[MATERIAL FOR THE TASK]
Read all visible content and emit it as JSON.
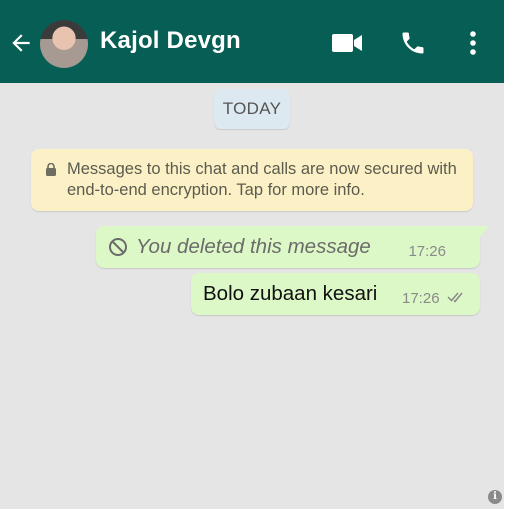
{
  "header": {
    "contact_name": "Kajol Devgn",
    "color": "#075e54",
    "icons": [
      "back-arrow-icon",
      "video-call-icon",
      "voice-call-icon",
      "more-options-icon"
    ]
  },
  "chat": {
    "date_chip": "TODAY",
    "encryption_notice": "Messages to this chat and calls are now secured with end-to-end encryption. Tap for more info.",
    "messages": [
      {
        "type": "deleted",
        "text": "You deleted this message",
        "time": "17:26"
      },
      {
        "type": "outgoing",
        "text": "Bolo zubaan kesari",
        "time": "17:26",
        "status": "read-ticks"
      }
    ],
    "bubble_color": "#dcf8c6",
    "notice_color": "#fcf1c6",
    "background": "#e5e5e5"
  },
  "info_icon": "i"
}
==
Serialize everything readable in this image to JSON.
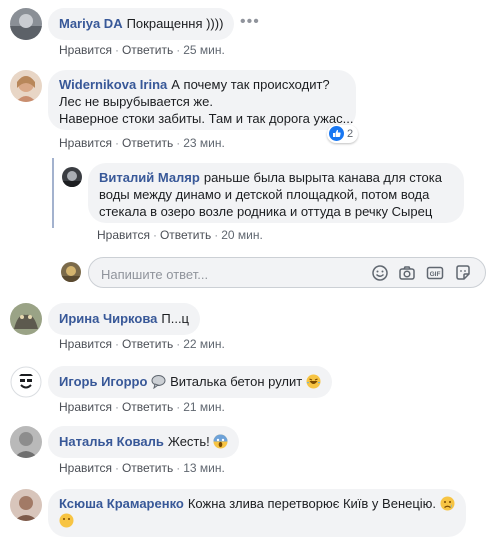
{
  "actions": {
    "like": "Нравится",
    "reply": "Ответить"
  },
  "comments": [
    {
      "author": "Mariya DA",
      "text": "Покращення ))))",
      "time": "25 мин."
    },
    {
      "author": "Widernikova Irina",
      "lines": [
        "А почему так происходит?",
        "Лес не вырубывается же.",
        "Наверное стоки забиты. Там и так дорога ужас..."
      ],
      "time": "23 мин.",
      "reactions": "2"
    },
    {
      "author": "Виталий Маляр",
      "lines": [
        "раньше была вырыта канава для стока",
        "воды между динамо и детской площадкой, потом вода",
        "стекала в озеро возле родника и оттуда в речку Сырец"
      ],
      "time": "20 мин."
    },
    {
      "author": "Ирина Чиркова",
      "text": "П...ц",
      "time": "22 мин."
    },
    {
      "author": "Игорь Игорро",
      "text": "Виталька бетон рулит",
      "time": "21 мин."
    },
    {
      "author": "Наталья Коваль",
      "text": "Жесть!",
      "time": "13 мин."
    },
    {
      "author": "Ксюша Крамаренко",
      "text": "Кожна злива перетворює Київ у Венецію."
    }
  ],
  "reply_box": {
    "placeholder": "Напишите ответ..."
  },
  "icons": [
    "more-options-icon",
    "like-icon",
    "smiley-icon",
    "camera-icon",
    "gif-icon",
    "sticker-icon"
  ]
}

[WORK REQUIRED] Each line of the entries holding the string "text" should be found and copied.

[RESPONSE]
        "text": "You deleted this message",
        "text": "Bolo zubaan kesari",
      "text": "Покращення ))))",
      "text": "П...ц",
      "text": "Виталька бетон рулит",
      "text": "Жесть!",
      "text": "Кожна злива перетворює Київ у Венецію."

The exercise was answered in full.